[1] For a more in-depth analysis of Farocki’s work, see Christa Blümlinger, ‘War as a Challenge to Digital Realism’, in: Harun Farocki: Soft Montages, ed. Yilmaz Dziewior, Bregenz: Kunsthaus Bregenz (2011), pp. 34–47.

[2] Jean Baudrillard, ‘Simulacra and Simulations’ in: Selected Writings, ed. Mark Poster, trans.
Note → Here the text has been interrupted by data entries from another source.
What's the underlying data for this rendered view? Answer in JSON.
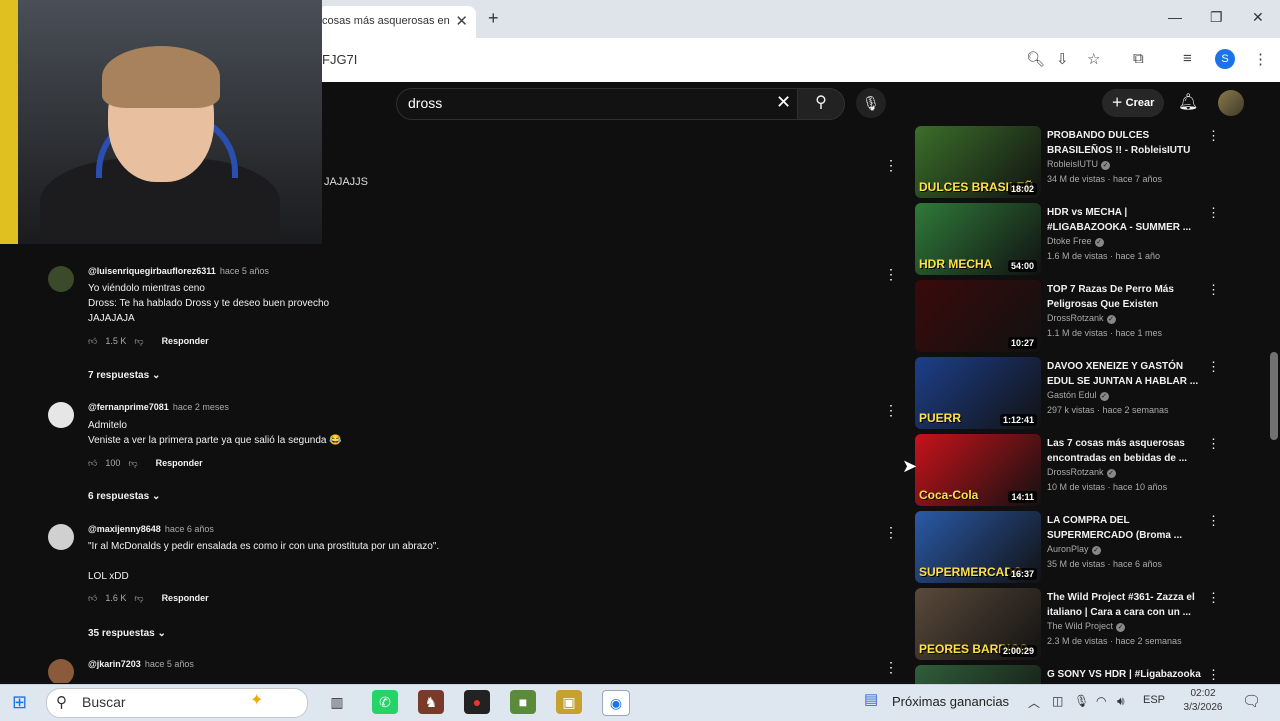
{
  "browser": {
    "tab_title": "cosas más asquerosas en",
    "url_fragment": "FJG7I",
    "profile_initial": "S"
  },
  "youtube": {
    "search_query": "dross",
    "create_label": "Crear"
  },
  "partial_comment_text": "JAJAJJS",
  "comments": [
    {
      "author": "@luisenriquegirbauflorez6311",
      "date": "hace 5 años",
      "lines": [
        "Yo viéndolo mientras ceno",
        "Dross: Te ha hablado Dross y te deseo buen provecho",
        "JAJAJAJA"
      ],
      "likes": "1.5 K",
      "reply_label": "Responder",
      "replies": "7 respuestas"
    },
    {
      "author": "@fernanprime7081",
      "date": "hace 2 meses",
      "lines": [
        "Admitelo",
        "Veniste a ver la primera parte ya que salió la segunda 😂"
      ],
      "likes": "100",
      "reply_label": "Responder",
      "replies": "6 respuestas"
    },
    {
      "author": "@maxijenny8648",
      "date": "hace 6 años",
      "lines": [
        "\"Ir al McDonalds y pedir ensalada es como ir con una prostituta por un abrazo\".",
        "",
        "LOL xDD"
      ],
      "likes": "1.6 K",
      "reply_label": "Responder",
      "replies": "35 respuestas"
    },
    {
      "author": "@jkarin7203",
      "date": "hace 5 años",
      "lines": [],
      "likes": "",
      "reply_label": "",
      "replies": ""
    }
  ],
  "related_videos": [
    {
      "title": "PROBANDO DULCES BRASILEÑOS !! - RobleisIUTU",
      "channel": "RobleisIUTU",
      "meta": "34 M de vistas · hace 7 años",
      "duration": "18:02",
      "thumb_text": "DULCES BRASILEÑ",
      "thumb_color": "#3b6f2a"
    },
    {
      "title": "HDR vs MECHA | #LIGABAZOOKA - SUMMER ...",
      "channel": "Dtoke Free",
      "meta": "1.6 M de vistas · hace 1 año",
      "duration": "54:00",
      "thumb_text": "HDR  MECHA",
      "thumb_color": "#2f7a3a"
    },
    {
      "title": "TOP 7 Razas De Perro Más Peligrosas Que Existen",
      "channel": "DrossRotzank",
      "meta": "1.1 M de vistas · hace 1 mes",
      "duration": "10:27",
      "thumb_text": "",
      "thumb_color": "#3a0a0a"
    },
    {
      "title": "DAVOO XENEIZE Y GASTÓN EDUL SE JUNTAN A HABLAR ...",
      "channel": "Gastón Edul",
      "meta": "297 k vistas · hace 2 semanas",
      "duration": "1:12:41",
      "thumb_text": "PUERR",
      "thumb_color": "#1d3f8a"
    },
    {
      "title": "Las 7 cosas más asquerosas encontradas en bebidas de ...",
      "channel": "DrossRotzank",
      "meta": "10 M de vistas · hace 10 años",
      "duration": "14:11",
      "thumb_text": "Coca-Cola",
      "thumb_color": "#c8121a"
    },
    {
      "title": "LA COMPRA DEL SUPERMERCADO (Broma ...",
      "channel": "AuronPlay",
      "meta": "35 M de vistas · hace 6 años",
      "duration": "16:37",
      "thumb_text": "SUPERMERCADO",
      "thumb_color": "#2a5aa8"
    },
    {
      "title": "The Wild Project #361- Zazza el italiano | Cara a cara con un ...",
      "channel": "The Wild Project",
      "meta": "2.3 M de vistas · hace 2 semanas",
      "duration": "2:00:29",
      "thumb_text": "PEORES BARRIOS",
      "thumb_color": "#5a4a3a"
    },
    {
      "title": "G SONY VS HDR | #Ligabazooka",
      "channel": "",
      "meta": "",
      "duration": "",
      "thumb_text": "",
      "thumb_color": "#2f5f3a"
    }
  ],
  "taskbar": {
    "search_placeholder": "Buscar",
    "weather_text": "Próximas ganancias",
    "language": "ESP",
    "time": "02:02",
    "date": "3/3/2026"
  }
}
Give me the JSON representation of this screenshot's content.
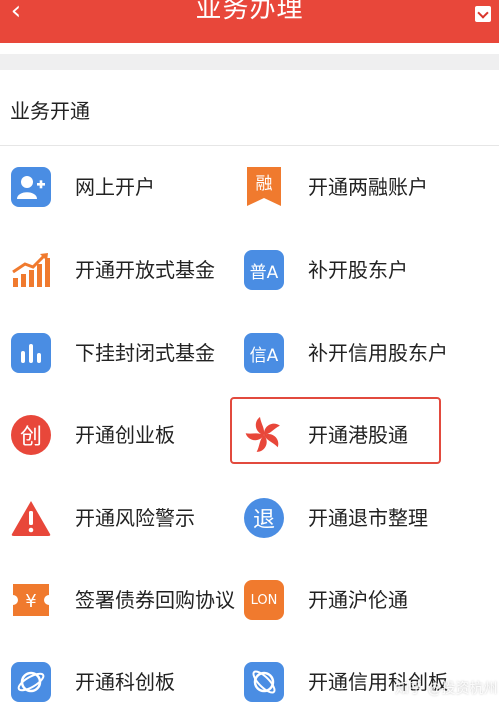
{
  "header": {
    "title": "业务办理",
    "back": "‹"
  },
  "section": {
    "title": "业务开通"
  },
  "colors": {
    "red": "#e8473a",
    "blue": "#4a8de3",
    "orange": "#f07a2e"
  },
  "items": [
    {
      "label": "网上开户",
      "icon": "add-user-icon"
    },
    {
      "label": "开通两融账户",
      "icon": "rong-bookmark-icon",
      "glyph": "融"
    },
    {
      "label": "开通开放式基金",
      "icon": "growth-chart-icon"
    },
    {
      "label": "补开股东户",
      "icon": "pu-a-icon",
      "glyph": "普A"
    },
    {
      "label": "下挂封闭式基金",
      "icon": "bar-chart-icon"
    },
    {
      "label": "补开信用股东户",
      "icon": "xin-a-icon",
      "glyph": "信A"
    },
    {
      "label": "开通创业板",
      "icon": "chuang-icon",
      "glyph": "创"
    },
    {
      "label": "开通港股通",
      "icon": "bauhinia-flower-icon"
    },
    {
      "label": "开通风险警示",
      "icon": "warning-icon",
      "glyph": "!"
    },
    {
      "label": "开通退市整理",
      "icon": "tui-icon",
      "glyph": "退"
    },
    {
      "label": "签署债券回购协议",
      "icon": "yen-ticket-icon",
      "glyph": "¥"
    },
    {
      "label": "开通沪伦通",
      "icon": "lon-icon",
      "glyph": "LON"
    },
    {
      "label": "开通科创板",
      "icon": "planet-icon"
    },
    {
      "label": "开通信用科创板",
      "icon": "planet-ring-icon"
    }
  ],
  "watermark": "知乎 @投资杭州"
}
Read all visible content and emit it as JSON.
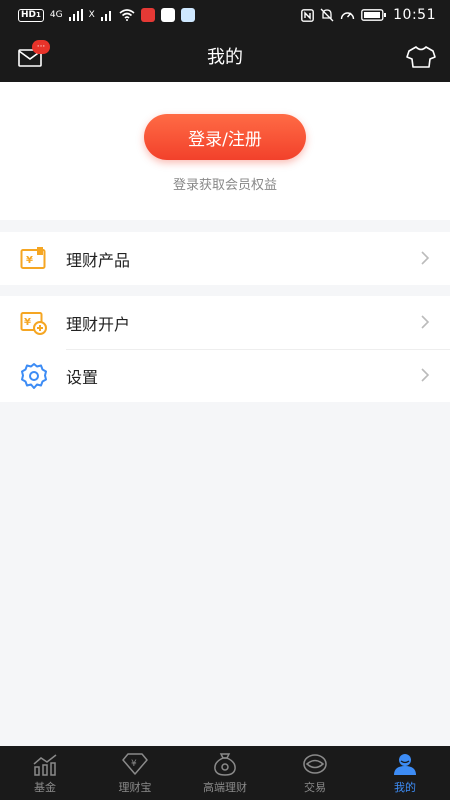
{
  "status_bar": {
    "hd": "HD",
    "hd_sub": "1",
    "network_4g": "4G",
    "network_x": "X",
    "time": "10:51"
  },
  "nav": {
    "title": "我的",
    "message_badge": "···"
  },
  "login": {
    "button_label": "登录/注册",
    "subtitle": "登录获取会员权益"
  },
  "menu_group_1": {
    "items": [
      {
        "label": "理财产品",
        "icon": "finance-product-icon"
      }
    ]
  },
  "menu_group_2": {
    "items": [
      {
        "label": "理财开户",
        "icon": "account-open-icon"
      },
      {
        "label": "设置",
        "icon": "gear-icon"
      }
    ]
  },
  "tabs": [
    {
      "label": "基金",
      "icon": "fund-chart-icon",
      "active": false
    },
    {
      "label": "理财宝",
      "icon": "diamond-yen-icon",
      "active": false
    },
    {
      "label": "高端理财",
      "icon": "money-bag-icon",
      "active": false
    },
    {
      "label": "交易",
      "icon": "eye-trade-icon",
      "active": false
    },
    {
      "label": "我的",
      "icon": "person-icon",
      "active": true
    }
  ],
  "colors": {
    "accent": "#3d8cf5",
    "login_button": "#f2412b",
    "icon_orange": "#f5a623",
    "icon_blue": "#3d8cf5",
    "dark_bar": "#1a1a1a"
  }
}
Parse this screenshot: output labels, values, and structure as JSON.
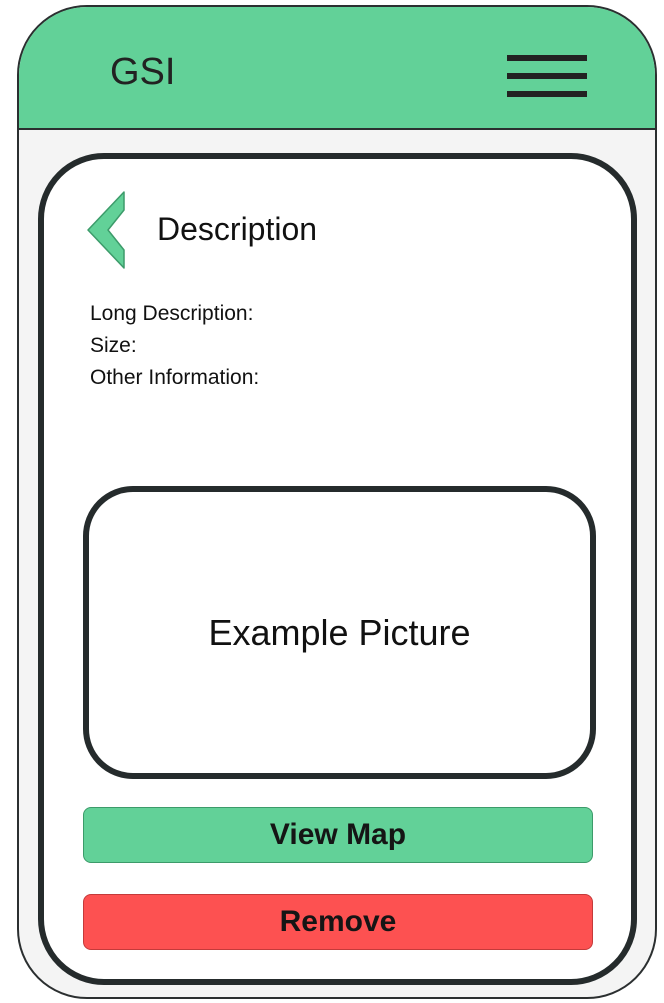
{
  "header": {
    "app_title": "GSI",
    "menu_icon": "hamburger-menu-icon"
  },
  "detail": {
    "back_icon": "chevron-left-icon",
    "title": "Description",
    "fields": [
      "Long Description:",
      "Size:",
      "Other Information:"
    ],
    "picture_label": "Example Picture"
  },
  "actions": {
    "view_map_label": "View Map",
    "remove_label": "Remove"
  },
  "colors": {
    "accent": "#62d198",
    "danger": "#fd5151",
    "outline": "#252b2c"
  }
}
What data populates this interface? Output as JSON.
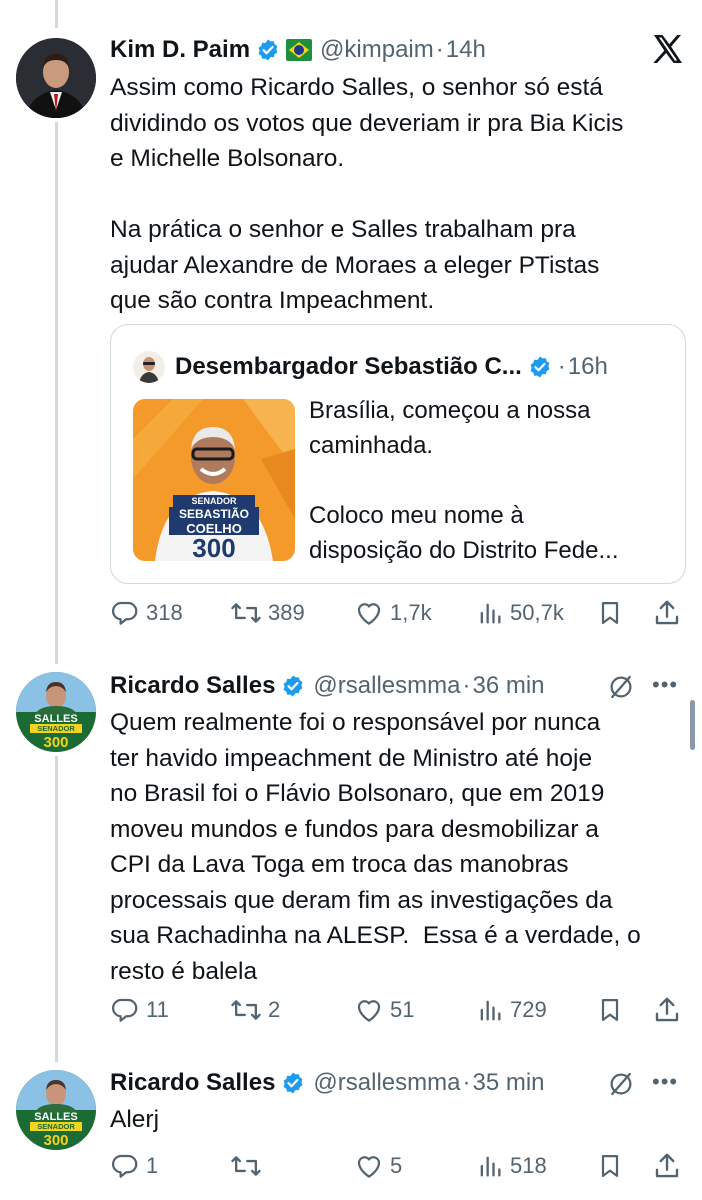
{
  "tweets": [
    {
      "name": "Kim D. Paim",
      "handle": "@kimpaim",
      "time": "14h",
      "text": "Assim como Ricardo Salles, o senhor só está\ndividindo os votos que deveriam ir pra Bia Kicis\ne Michelle Bolsonaro.\n\nNa prática o senhor e Salles trabalham pra\najudar Alexandre de Moraes a eleger PTistas\nque são contra Impeachment.",
      "quote": {
        "name": "Desembargador Sebastião C...",
        "time": "16h",
        "text": "Brasília, começou a nossa\ncaminhada.\n\nColoco meu nome à\ndisposição do Distrito Fede...",
        "image_text": {
          "line1": "SENADOR",
          "line2": "SEBASTIÃO",
          "line3": "COELHO",
          "number": "300"
        }
      },
      "stats": {
        "replies": "318",
        "retweets": "389",
        "likes": "1,7k",
        "views": "50,7k"
      }
    },
    {
      "name": "Ricardo Salles",
      "handle": "@rsallesmma",
      "time": "36 min",
      "text": "Quem realmente foi o responsável por nunca\nter havido impeachment de Ministro até hoje\nno Brasil foi o Flávio Bolsonaro, que em 2019\nmoveu mundos e fundos para desmobilizar a\nCPI da Lava Toga em troca das manobras\nprocessais que deram fim as investigações da\nsua Rachadinha na ALESP.  Essa é a verdade, o\nresto é balela",
      "avatar_text": {
        "line1": "SALLES",
        "line2": "SENADOR",
        "number": "300"
      },
      "stats": {
        "replies": "11",
        "retweets": "2",
        "likes": "51",
        "views": "729"
      }
    },
    {
      "name": "Ricardo Salles",
      "handle": "@rsallesmma",
      "time": "35 min",
      "text": "Alerj",
      "avatar_text": {
        "line1": "SALLES",
        "line2": "SENADOR",
        "number": "300"
      },
      "stats": {
        "replies": "1",
        "retweets": "",
        "likes": "5",
        "views": "518"
      }
    }
  ],
  "colors": {
    "verified": "#1d9bf0",
    "secondary": "#536471",
    "orange": "#f39a2b",
    "green": "#1b6b34"
  },
  "icons": [
    "verified-badge-icon",
    "flag-badge-icon",
    "x-logo-icon",
    "reply-icon",
    "retweet-icon",
    "like-icon",
    "views-icon",
    "bookmark-icon",
    "share-icon",
    "grok-icon",
    "more-icon"
  ]
}
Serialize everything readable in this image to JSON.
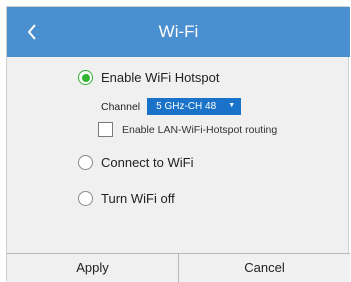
{
  "header": {
    "title": "Wi-Fi",
    "back_icon": "chevron-left-icon",
    "color": "#4a90d0"
  },
  "options": [
    {
      "label": "Enable WiFi Hotspot",
      "selected": true
    },
    {
      "label": "Connect to WiFi",
      "selected": false
    },
    {
      "label": "Turn WiFi off",
      "selected": false
    }
  ],
  "hotspot": {
    "channel_label": "Channel",
    "channel_value": "5 GHz-CH 48",
    "routing_label": "Enable LAN-WiFi-Hotspot routing",
    "routing_checked": false
  },
  "footer": {
    "apply_label": "Apply",
    "cancel_label": "Cancel"
  },
  "colors": {
    "radio_selected": "#2fb52f",
    "select_bg": "#1a73c8"
  }
}
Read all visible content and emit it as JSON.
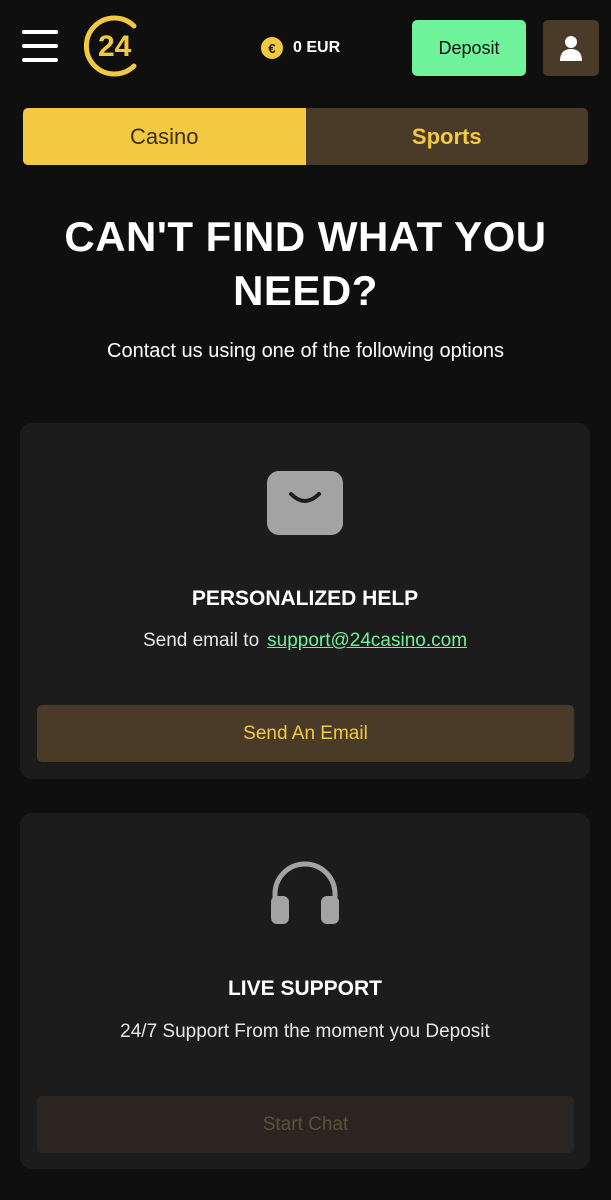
{
  "header": {
    "logo_text": "24",
    "balance": {
      "currency_symbol": "€",
      "amount": "0 EUR"
    },
    "deposit_label": "Deposit"
  },
  "tabs": [
    {
      "label": "Casino",
      "active": true
    },
    {
      "label": "Sports",
      "active": false
    }
  ],
  "main": {
    "title_line1": "CAN'T FIND WHAT YOU",
    "title_line2": "NEED?",
    "subtitle": "Contact us using one of the following options"
  },
  "cards": {
    "email": {
      "icon": "envelope-icon",
      "title": "PERSONALIZED HELP",
      "text_prefix": "Send email to",
      "email": "support@24casino.com",
      "button_label": "Send An Email"
    },
    "chat": {
      "icon": "headphones-icon",
      "title": "LIVE SUPPORT",
      "text": "24/7 Support From the moment you Deposit",
      "button_label": "Start Chat"
    }
  },
  "colors": {
    "accent_yellow": "#f2c940",
    "accent_green": "#6ef29a",
    "brown": "#4a3a28",
    "background": "#0f0f0f",
    "card": "#1c1c1c"
  }
}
Paul Foss, Paul Patton and Philip Beitchman, Stanford, CA: Stanford University Press (2001), p. 170.

[3] Tweet from 15 April 2019, https://twitter.com/emmanuelmacron/status/1117889484358426625?lang=en (accessed 15 June 2022).

[4] From the article by Keza MacDonald, ‘Assassin’s Creed creators pledge €500,000 to Notre Dame’, in: The Guardian, 17 April 2019, https://www.theguardian.com/games/2019/apr/17/assassins-creed-creators-pledge-500000-notre-dame-restoration.

[5] Interview with Caroline Miousse, conducted by Tara Long, https://www.dailymotion.com/video/x280dne (accessed 15 June 2022).

[6] Brett Makedonski, ‘One Dev Spent Two Years Making the Notre Dame in Assassin’s Creed Unity’, in: Destructoid, 16 April 2019, https://www.destructoid.com/one-dev-spent-two-years-making-the-notre-dame-in-assassins-creed-unity/.

[7] From the article by Keza MacDonald, ‘Assassin’s Creed creators pledge €500,000 to Notre Dame’, in: The Guardian, 17 April 2019, https://www.theguardian.com/games/2019/apr/17/assassins-creed-creators-pledge-500000-notre-dame-restoration.

[8] Veli-Matti Karhulahti, ‘Do Computer Games Simulate, After All? Reconsidering Virtuality’, The Philosophy of Computer Games Conference, Istanbul (2014), n.p. 

[9] ‘Let’s Get Serious’, Unreal Engine, https://www.unrealengine.com/en-US/solutions/training-simulation (accessed 5 March 2020).

[10] ‘Training’, Cubic, https://www.cubic.com/solutions/training (accessed 15 June 2022).

[11] Rasheed Brown, in ‘SWOS Virtual Reality Training: LCS Engineering Plant Technicians’, Surface Warfare Officers School, 27 June 2017, YouTube video, 2:04–2:21 https://www.youtube.com/watch?v=k-aT90ehH8Y.

[12] Wilhelm Dangelmaier and Christoph Laroque, ‘Simulation’, Beiträge von A–Z, Enzyklopädie der Wirtschaftsinformatik, 8 April 2019, https://wi-lex.de/index.php/lexikon/technologische-und-methodische-grundlagen/simulation/.

[13] Vilém Flusser,‘Fotografie, die Mutter aller Dinge’, in: Fotogeschichte: Beiträge zur Geschichte und Ästhetik der Fotografie 12/43 (1992), pp. 3–4, here: p. 4.

[14] Vilém Flusser, Vom Subjekt zum Projekt: Menschwerdung, Frankfurt am Main: Fischer (1998), p. 19.

[15] Vilém Flusser, Vom Subjekt zum Projekt: Menschwerdung, Frankfurt am Main: Fischer (1998), p. 21.

[16] Joanna Zylinska, Nonhuman Photography, Cambridge, MA: The MIT Press (2017), p. 2.

[17] Joanna Zylinska, Nonhuman Photography, Cambridge, MA: The MIT Press (2017), p. 2.

[18] On this, see Peter Osborne, Infinite Exchange: The Social Ontology of the Photographic Image, in: Philosophy of Photography 1/1 (2010), pp. 59–68. ‘Photography, like art, is a historical concept, subject to the interacting developments of technologies and cultural forms (that is to say, forms of recognition); increasingly, developments within photography, along with digital-based image production more generally, are driving the historical development of art’ (p. 61).

[19] Vilém Flusser,‘Fotografie, die Mutter aller Dinge’, in: Fotogeschichte: Beiträge zur Geschichte und Ästhetik der Fotografie 12/43 (1992), pp. 3–4, here: p. 4.